Microsoft Promises Secure Data Center Services In Germany - InformationWeek

InformationWeek is part of the Informa Tech Division of Informa PLC

This site is operated by a business or businesses owned by Informa PLC and all copyright resides with them.Informa PLC's registered office is 5 Howick Place, London SW1P 1WG. Registered in England and Wales. Number 8860726.

Cloud // Infrastructure as a Service
11:05 AM

Microsoft Promises Secure Data Center Services In Germany

Through a partnership with a subsidiary of Deutsche Telekom, Microsoft will bring secure data centers online in two German cities, while circumventing US laws on data collection.

Hybrid Cloud: 7 Ways It's The Best Of Both Worlds
Hybrid Cloud: 7 Ways It's The Best Of Both Worlds
(Click image for larger view and slideshow.)

Microsoft is planning to offer its cloud-based services, including Azure, Office 365, and Dynamics CRM Online, from two German data center regions, located in Magdeburg and the country's financial capital, Frankfurt am Main.

Access to customer data stored in these new data centers will be under the control of T-Systems, a subsidiary of Deutsche Telekom, an independent German company that will act as a data trustee.

In an effort to reassure its customers that data will be safe from prying eyes in the US, Microsoft stated it would not be able to access this data without the permission of customers or the data trustee, and if permission is granted by the data trustee, it will only do so under that trustee's supervision.

(Image: Pete_Flyer/iStockphoto)

(Image: Pete_Flyer/iStockphoto)

What Microsoft is attempting to do is to circumvent US laws that require large-scale data collection. These laws have spooked European customers, and cloud providers such as Microsoft, as well as Amazon and Google, are trying to find novel ways around those resections.

"I think Microsoft have come to the conclusion that they can't get away from being a US company," Carsten Casper, an analyst at IT research firm Gartner, told the Financial Times. "I find that more honorable than others who try to move their data centers to Europe to appease customers, but how good is it to have data centers in those countries if you can access it from abroad with no particular problem?"

The services Microsoft is offering are designed to address organizations and enterprises operating in data-sensitive areas such as the public, financial, and health sectors.

The data centers boast security standards in line with Microsoft's global cloud offerings, including multi-factor authentication with biometric scanning and smart cards, data encryption by SSL/TLS protocols based on German certificates, physical security controls, and protection against natural disasters and power outages.

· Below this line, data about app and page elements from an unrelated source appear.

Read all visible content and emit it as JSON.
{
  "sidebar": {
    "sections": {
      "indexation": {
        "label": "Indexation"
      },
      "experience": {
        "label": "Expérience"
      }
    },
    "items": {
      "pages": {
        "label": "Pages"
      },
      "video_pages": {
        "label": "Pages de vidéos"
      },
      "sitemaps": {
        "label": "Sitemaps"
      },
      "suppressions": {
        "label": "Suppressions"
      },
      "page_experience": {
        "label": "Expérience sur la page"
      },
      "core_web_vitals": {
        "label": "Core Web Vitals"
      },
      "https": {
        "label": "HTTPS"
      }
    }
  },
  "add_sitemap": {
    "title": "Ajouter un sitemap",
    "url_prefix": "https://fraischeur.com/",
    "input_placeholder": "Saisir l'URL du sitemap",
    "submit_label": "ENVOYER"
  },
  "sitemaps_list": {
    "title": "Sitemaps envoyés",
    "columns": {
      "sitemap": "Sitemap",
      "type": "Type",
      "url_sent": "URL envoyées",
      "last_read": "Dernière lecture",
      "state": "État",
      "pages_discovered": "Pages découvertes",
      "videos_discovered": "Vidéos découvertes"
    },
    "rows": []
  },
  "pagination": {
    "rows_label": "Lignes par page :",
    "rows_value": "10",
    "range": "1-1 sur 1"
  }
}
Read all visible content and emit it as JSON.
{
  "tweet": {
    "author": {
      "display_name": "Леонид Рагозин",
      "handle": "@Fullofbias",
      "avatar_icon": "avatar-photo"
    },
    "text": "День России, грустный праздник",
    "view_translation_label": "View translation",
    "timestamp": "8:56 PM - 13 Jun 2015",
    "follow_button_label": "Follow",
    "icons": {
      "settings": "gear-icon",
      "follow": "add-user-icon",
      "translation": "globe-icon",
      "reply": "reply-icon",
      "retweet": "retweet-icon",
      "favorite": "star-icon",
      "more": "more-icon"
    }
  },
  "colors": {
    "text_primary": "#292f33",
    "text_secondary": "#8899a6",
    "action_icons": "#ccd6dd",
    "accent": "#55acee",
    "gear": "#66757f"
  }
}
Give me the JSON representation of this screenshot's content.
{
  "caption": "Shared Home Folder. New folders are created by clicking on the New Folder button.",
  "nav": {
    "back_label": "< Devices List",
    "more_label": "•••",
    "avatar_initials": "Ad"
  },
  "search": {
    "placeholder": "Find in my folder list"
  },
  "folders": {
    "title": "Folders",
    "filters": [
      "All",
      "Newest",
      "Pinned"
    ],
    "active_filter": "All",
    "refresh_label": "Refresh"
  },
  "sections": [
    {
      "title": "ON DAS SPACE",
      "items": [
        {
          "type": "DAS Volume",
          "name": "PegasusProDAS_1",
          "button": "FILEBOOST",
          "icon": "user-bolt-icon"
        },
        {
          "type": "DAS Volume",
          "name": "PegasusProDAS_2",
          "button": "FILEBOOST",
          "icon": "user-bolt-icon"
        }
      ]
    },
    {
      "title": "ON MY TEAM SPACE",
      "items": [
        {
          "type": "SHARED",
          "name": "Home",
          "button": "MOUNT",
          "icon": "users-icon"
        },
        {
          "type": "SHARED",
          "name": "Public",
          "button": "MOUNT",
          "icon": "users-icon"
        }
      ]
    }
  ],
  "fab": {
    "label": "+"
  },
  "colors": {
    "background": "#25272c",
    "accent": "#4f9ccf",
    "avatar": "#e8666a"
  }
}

"This will help us meet growing demand for Microsoft cloud services in Germany, and across Europe, by providing an innovative, scalable and consistent cloud computing platform combined with a German data trustee model," Alex Stuger, area vice president for Microsoft Germany, wrote in a Nov. 11 statement.

[Read more about cloud computing and privacy.]

The availability of the services is expected to begin in the second half of 2016 and will be available to customers in Germany, the European Union, and the European Free Trade Association (EFTA).

According to the Bitkom report entitled "Cloud Monitor 2015," 83% of all German enterprises expect their cloud provider to operate local data centers in Germany.

The announcement comes on the heels of a report from Ranking Digital Rights, which analyzed 16 tech companies -- including Microsoft -- and found the world's leading Internet and telecommunications companies are failing to adequately protect freedom of expression and privacy.

Microsoft also recently announced plans to deliver cloud services from data centers in the UK, and that the company has completed the expansion of existing data center facilities in Ireland and the Netherlands.

Nathan Eddy is a freelance writer for InformationWeek. He has written for Popular Mechanics, Sales & Marketing Management Magazine, FierceMarkets, and CRN, among others. In 2012 he made his first documentary film, The Absent Column. He currently lives in Berlin. View Full Bio

We welcome your comments on this topic on our social media channels, or [contact us directly] with questions about the site.
Comment  | 
Print  | 
More Insights
11 Things IT Professionals Wish They Knew Earlier in Their Careers
Lisa Morgan, Freelance Writer,  4/6/2021
Time to Shift Your Job Search Out of Neutral
Jessica Davis, Senior Editor, Enterprise Apps,  3/31/2021
Does Identity Hinder Hybrid-Cloud and Multi-Cloud Adoption?
Joao-Pierre S. Ruth, Senior Writer,  4/1/2021
White Papers
Register for InformationWeek Newsletters
Current Issue
Successful Strategies for Digital Transformation
Download this report to learn about the latest technologies and best practices or ensuring a successful transition from outdated business transformation tactics.
Flash Poll